I also really like the mini-pump I carry in my Camelbak for trail riding, but I can’t remember what brand it is. Things to look for: dual or convertible head for Schrader and Presta, flip-out foot thingie to hold it down while you pump, folding “T” handle to make pumping easier. Works great!
Joe Blow Pro is the way to go. The feature I need (besides the good pressure
guage) is that it can easily work with presta or schraeder. My first Joe
Blow something else only lasted 6 months, but the “Pro” has lasted 18 months
and is going strong. It gets used a lot by lots of people too. If you are
taking it to a club meeting, you should buy the best you can find and not be
too bummed out if it dies after a year. They mostly aren’t designed for that
Silca and Specialized are good too, but don’t get the low-end models.
“yoopers” <email@example.com> wrote in message news:firstname.lastname@example.org…
> I recently bought a Joe Blow Sport tire pump from our LBS that worked
> very well until it stepped into the ring with some of the kids in our
> club. During our meetings, I’m so busy out on the floor that I don’t
> have time to monitor everything that is going on. Evidently, one of the
> kids (new kid that we’re having a bit of problem with at that) got ahold
> of my tire pump and went a few rounds with it last week. I’m sure he’s
> not the only one that had taken on the tire pump so it may have been a
> combination of several poundings. Good $40 tire pump down the drain.
> I like the type with the pressure gauge on board. What’s good out there
> in consumer land?
I like pumps with pressure gauges, a choice of schrader and presta things, long rubber tubes, permanent and big ‘foot thingies’, and with a long pumping distance. I work part-time at the bike shop and we’ve got three different pumps all of which are sometimes faulty. One really common thing that annoys me is when you attach the pump to the valve and the pressure goes up really rapidly without much air entering the tube. The handle broke off the other one. I think the best thing to do is to ask a bike shop about a pump that they use themselves and also sell.

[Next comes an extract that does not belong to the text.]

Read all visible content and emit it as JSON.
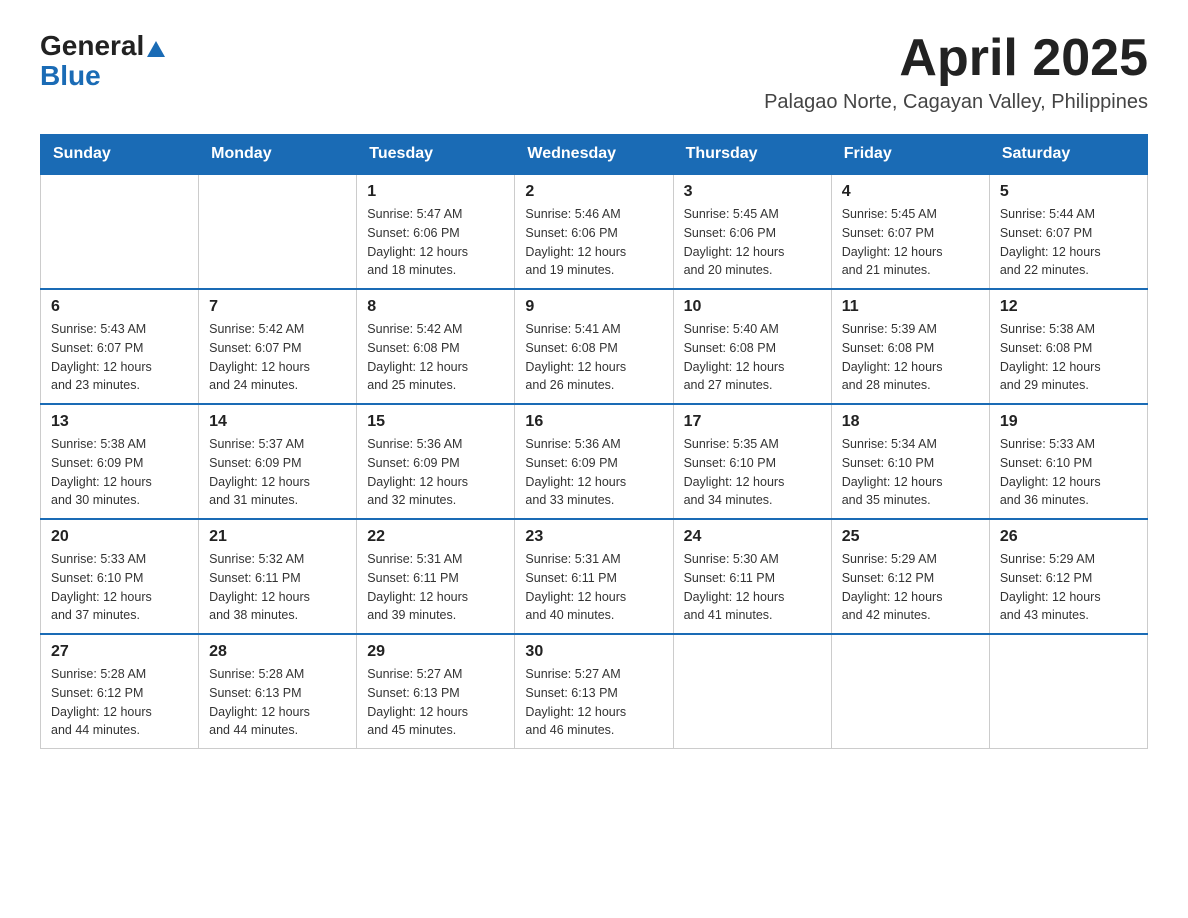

I used to be a big fan of the Silica pumps and the various new designs with double action, etc. However, I recently got a Serfas pump for about $30 that works great. This pump has a double head (presta AND “American” schreader) plus it has a gauge that is very accurate. With the double head I no longer have to take two pumps to club practices or group rides. I recently saw in a Bicycle Nashbar catalogue a pump that looked very similar to the Serfas and it was on sale for $19. Nashbar will have a company make a special run of a product, put the Nashbar name on it and sell it at a discounted price. Those interested might check out both the Serfas and the Bike Nashbar pumps. Again, I like my Serfas – a lot.

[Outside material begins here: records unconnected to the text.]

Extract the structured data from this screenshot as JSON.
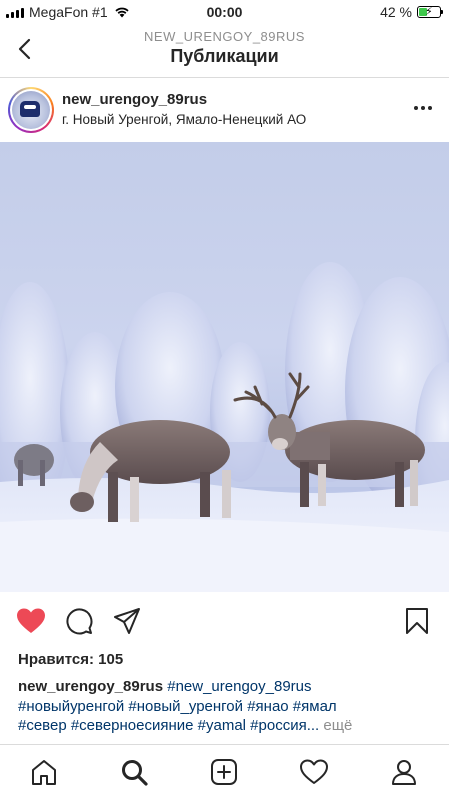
{
  "status_bar": {
    "carrier": "MegaFon #1",
    "time": "00:00",
    "battery_percent": "42 %",
    "battery_level": 0.42,
    "wifi_icon": "wifi-icon",
    "charging_icon": "bolt-icon"
  },
  "header": {
    "subtitle": "NEW_URENGOY_89RUS",
    "title": "Публикации",
    "back_icon": "chevron-left-icon"
  },
  "post": {
    "username": "new_urengoy_89rus",
    "location": "г. Новый Уренгой, Ямало-Ненецкий АО",
    "more_icon": "more-horizontal-icon",
    "image_subject": "reindeer in snowy forest",
    "actions": {
      "like_icon": "heart-filled-icon",
      "like_color": "#ed4956",
      "comment_icon": "comment-icon",
      "share_icon": "send-icon",
      "save_icon": "bookmark-icon"
    },
    "likes_text": "Нравится: 105",
    "caption": {
      "author": "new_urengoy_89rus",
      "line1_tag": "#new_urengoy_89rus",
      "line2": "#новыйуренгой #новый_уренгой #янао #ямал",
      "line3": "#север #северноесияние #yamal #россия...",
      "more_label": "ещё"
    }
  },
  "tab_bar": {
    "items": [
      {
        "name": "home",
        "icon": "home-icon"
      },
      {
        "name": "search",
        "icon": "search-icon"
      },
      {
        "name": "new-post",
        "icon": "add-square-icon"
      },
      {
        "name": "activity",
        "icon": "heart-outline-icon"
      },
      {
        "name": "profile",
        "icon": "profile-icon"
      }
    ]
  },
  "colors": {
    "text": "#262626",
    "hashtag": "#003569",
    "muted": "#8e8e8e",
    "divider": "#dbdbdb"
  }
}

If you have a lot of tyres to do why not invest in a little 12 volt compressor and get a car battery from a scrap - yard.
The little compressors are sold to be kept in the glove-box and usually work fine. you can even get presta and woods valve convertors
> i bet thats Silca,they are great pumps.most of them are Presta only
> the best one has a oak handle.
We’ve had a Silca for 6 years now (it was a wedding present!) and it
is still going strong. This is the oak handle version - it copes
fine with both Presta and Schrader - not so good with Woods. Good
pressure gauge (in psi and bar) and makes easy work of even Coker
tyres (which are a real pain with a mini pump when you get a
puncture out on a ride…).
That’s a great thought, Joe. My concern though is the trailer full of stuff I have to carry back and forth at the beginning and ending respectively of our meetings. Maybe an electrically operated pump that can be plugged into the wall. Then again, any equipment that steps into the ring with some of these kids is in for a whumpin’.
I purchased a cheap foot pump at Wal-Mart for $10 or so, includes gauge on pump. I don’t know how well it would hold up to the abuse of children, but it’s done an excellent job for me. Not sure on the exact psi it can hit, but I’ve had it to 90… probably goes to 110.